Bagelkhand or Baghelkhand is a region and also a mountain range in central India that covers the northeastern regions of Madhya Pradesh and a small area of southeastern Uttar Pradesh.

Location of Bagelkhand in India
Location of Bagelkhand in India
Location of Baghelkhand
Location of Baghelkhand
Location of Baghelkhand
Location of Baghelkhand
Location of Baghelkhand
Baghelkhand (India)
Coordinates: Coordinates: 24°30′N 81°12′E / 24.5°N 81.2°E / 24.5; 81.2
Country India
StateMadhya Pradesh and Uttar Pradesh
Covering territory
LanguagesBagheli language dialect of Hindustani (Hindi)


Map of the Central India Agency with the Bagelkhand Agency at the eastern end


Baghelkhand was known as Dahala 6th–12th century, Kalachuri dynasty with stronghold at Kalinjar Fort.

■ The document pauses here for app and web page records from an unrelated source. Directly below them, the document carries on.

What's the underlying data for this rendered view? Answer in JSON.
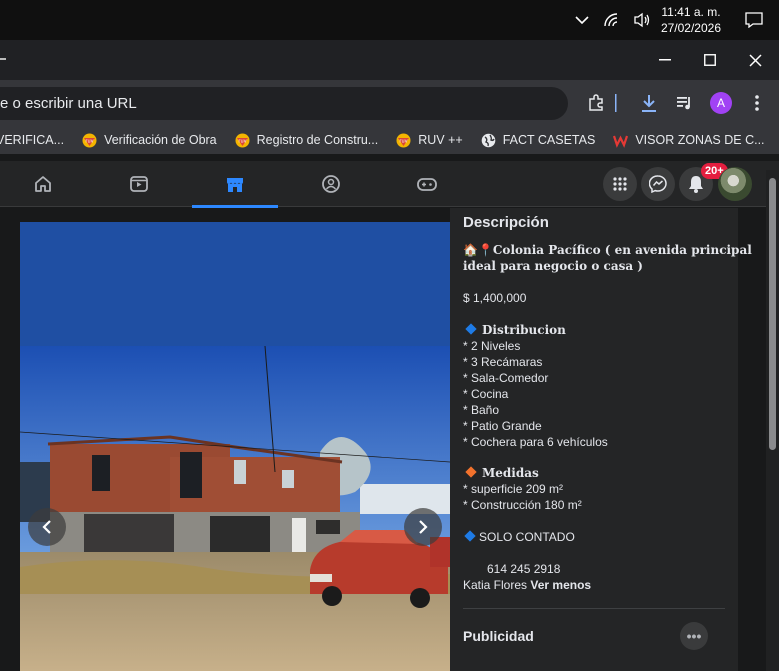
{
  "taskbar": {
    "time": "11:41 a. m.",
    "date": "27/02/2026",
    "icons": [
      "chevron-up-icon",
      "wifi-icon",
      "volume-icon",
      "notification-icon"
    ]
  },
  "browser": {
    "omnibox_text": "e o escribir una URL",
    "profile_initial": "A",
    "bookmarks": [
      {
        "label": "VERIFICA...",
        "icon": "orange"
      },
      {
        "label": "Verificación de Obra",
        "icon": "ruv"
      },
      {
        "label": "Registro de Constru...",
        "icon": "ruv"
      },
      {
        "label": "RUV ++",
        "icon": "ruv"
      },
      {
        "label": "FACT CASETAS",
        "icon": "globe"
      },
      {
        "label": "VISOR ZONAS DE C...",
        "icon": "red"
      }
    ],
    "bookmarks_overflow": "»"
  },
  "facebook": {
    "notification_count": "20+",
    "accent_color": "#2d88ff",
    "badge_color": "#e41e3f"
  },
  "listing": {
    "section_title": "Descripción",
    "headline_line1": "🏠📍Colonia Pacífico ( en avenida principal",
    "headline_line2": "ideal para negocio o casa )",
    "price": "$ 1,400,000",
    "distribution_title": "Distribucion",
    "distribution_items": [
      "* 2 Niveles",
      "* 3 Recámaras",
      "* Sala-Comedor",
      "* Cocina",
      "* Baño",
      "* Patio Grande",
      "* Cochera para 6 vehículos"
    ],
    "measures_title": "Medidas",
    "measures_items": [
      "* superficie  209 m²",
      "* Construcción  180 m²"
    ],
    "payment": "SOLO CONTADO",
    "phone": "614 245 2918",
    "contact_name": "Katia Flores",
    "see_less": "Ver menos",
    "ads_title": "Publicidad",
    "more_label": "•••"
  }
}
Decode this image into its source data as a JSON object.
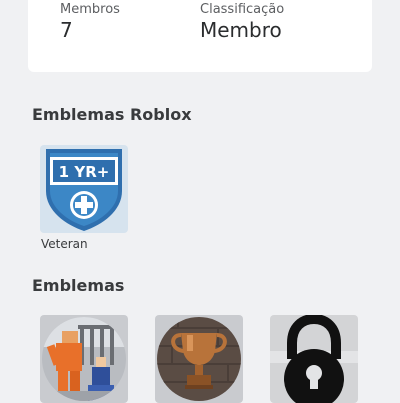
{
  "stats": {
    "members_label": "Membros",
    "members_value": "7",
    "rank_label": "Classificação",
    "rank_value": "Membro"
  },
  "roblox_badges": {
    "title": "Emblemas Roblox",
    "items": [
      {
        "name": "Veteran",
        "icon_text": "1 YR+",
        "icon": "veteran-shield-icon"
      }
    ]
  },
  "badges": {
    "title": "Emblemas",
    "items": [
      {
        "icon": "prison-escape-badge-icon"
      },
      {
        "icon": "trophy-badge-icon"
      },
      {
        "icon": "padlock-badge-icon"
      }
    ]
  },
  "colors": {
    "background": "#f0f1f3",
    "card": "#ffffff",
    "veteran_blue": "#3c87c6",
    "trophy_bronze": "#b8733a"
  }
}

The area got its current name after Baghela Rajputs in the 14th century, later it was absorbed into Rewa state.[1]

Bagelkhand AgencyEdit

The Bagelkhand Agency was a British political unit which managed the relations of the British with a number of autonomous princely states existing outside British India, namely Rewa and 11 minor states, of which the most prominent were Maihar, Nagod and Sohawal. Other principalities included Jaso, Kothi, Baraundha (aka Patharkachhar) as well as the Kalinjar Chaubes, consisting of the princely estates of Paldeo, Kamta-Rajaula, Taraon, Pahra and Bhaisaunda.[2]

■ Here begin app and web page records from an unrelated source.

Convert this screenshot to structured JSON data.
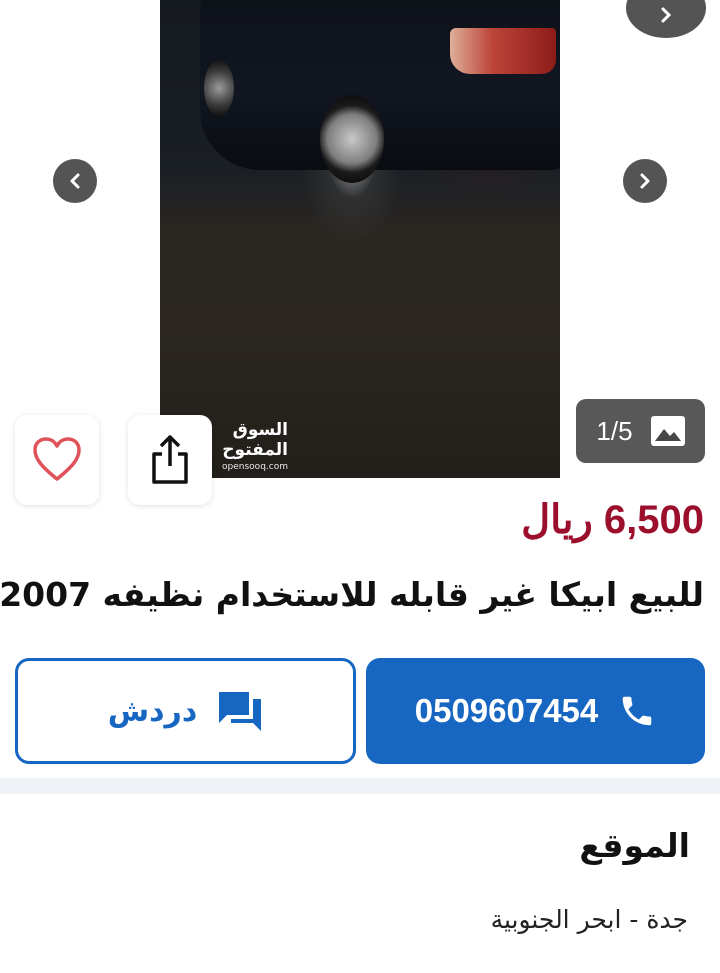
{
  "gallery": {
    "counter": "1/5",
    "watermark_ar": "السوق المفتوح",
    "watermark_en": "opensooq.com"
  },
  "listing": {
    "price": "6,500 ريال",
    "title": "للبيع ابيكا غير قابله للاستخدام نظيفه 2007"
  },
  "actions": {
    "phone_number": "0509607454",
    "chat_label": "دردش"
  },
  "location": {
    "heading": "الموقع",
    "value": "جدة - ابحر الجنوبية"
  },
  "colors": {
    "price": "#9c0f2c",
    "primary": "#1766c2",
    "favorite": "#e0525a"
  },
  "icons": [
    "chevron-left-icon",
    "chevron-right-icon",
    "image-icon",
    "heart-icon",
    "share-icon",
    "phone-icon",
    "chat-icon"
  ]
}
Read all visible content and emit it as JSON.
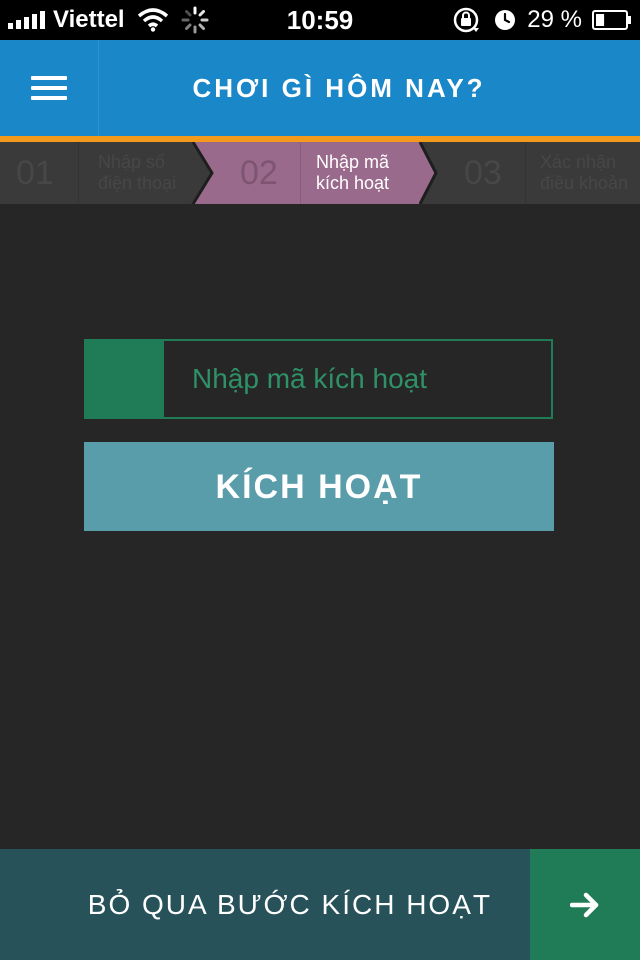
{
  "status_bar": {
    "carrier": "Viettel",
    "time": "10:59",
    "battery_percent": "29 %",
    "battery_level": 0.29
  },
  "header": {
    "title": "CHƠI GÌ HÔM NAY?",
    "menu_icon": "hamburger-menu-icon"
  },
  "steps": [
    {
      "number": "01",
      "label": "Nhập số\nđiện thoại",
      "active": false
    },
    {
      "number": "02",
      "label": "Nhập mã\nkích hoạt",
      "active": true
    },
    {
      "number": "03",
      "label": "Xác nhận\nđiều khoản",
      "active": false
    }
  ],
  "activation": {
    "placeholder": "Nhập mã kích hoạt",
    "value": "",
    "button_label": "KÍCH HOẠT"
  },
  "footer": {
    "skip_label": "BỎ QUA BƯỚC KÍCH HOẠT",
    "next_icon": "arrow-right-icon"
  },
  "colors": {
    "header_blue": "#1a87c8",
    "header_border_orange": "#f39a1d",
    "active_step": "#9a6a8c",
    "field_green": "#1f7c57",
    "button_teal": "#5a9daa",
    "footer_teal": "#27525a",
    "background": "#262626"
  }
}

Bagelkhand is surrounded by the Indo-Gangetic plains in the north and east, Bundelkhand in the west and the Vindhya range in the south.[1]

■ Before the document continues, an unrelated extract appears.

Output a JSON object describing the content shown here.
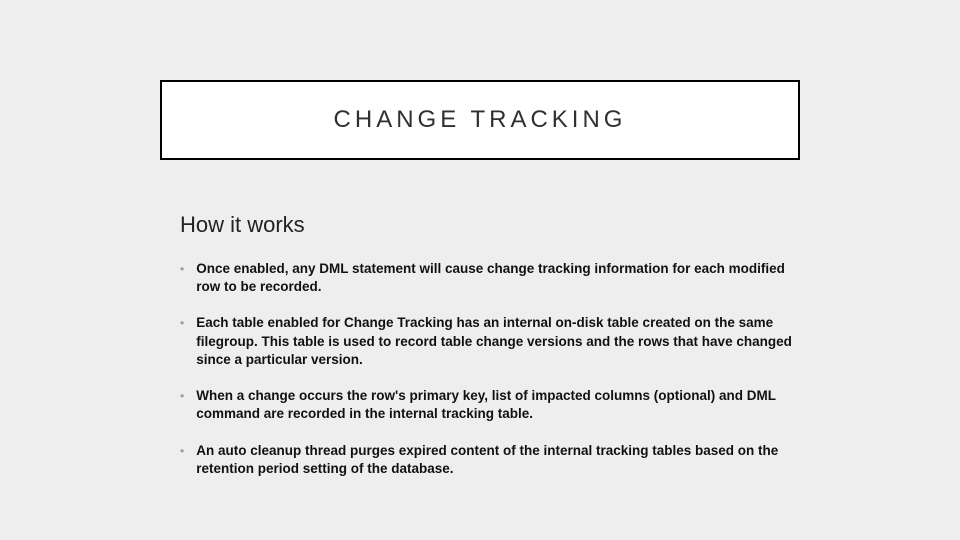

Regions of Uttar Pradesh

Currently it divided between Madhya Pradesh and Uttar Pradesh. It includes the Madhya Pradesh districts Rewa, Satna, Shahdol, Sidhi, and Singrauli of Madhya Pradesh and Chitrakoot of Uttar Pradesh.[1]


The inhabitants of Bagelkhand are called Bagheli and they speak the Bagheli language which is also designated as a dialect of Hindi.[1]


  1. ^ a b c d "Baghelkhand | historical region, India". Encyclopedia Britannica. Retrieved 30 April 2020.
  2. ^ Malleson, G. B. An historical sketch of the native states of India, London 1875, Reprint Delhi 1984

Further readingEdit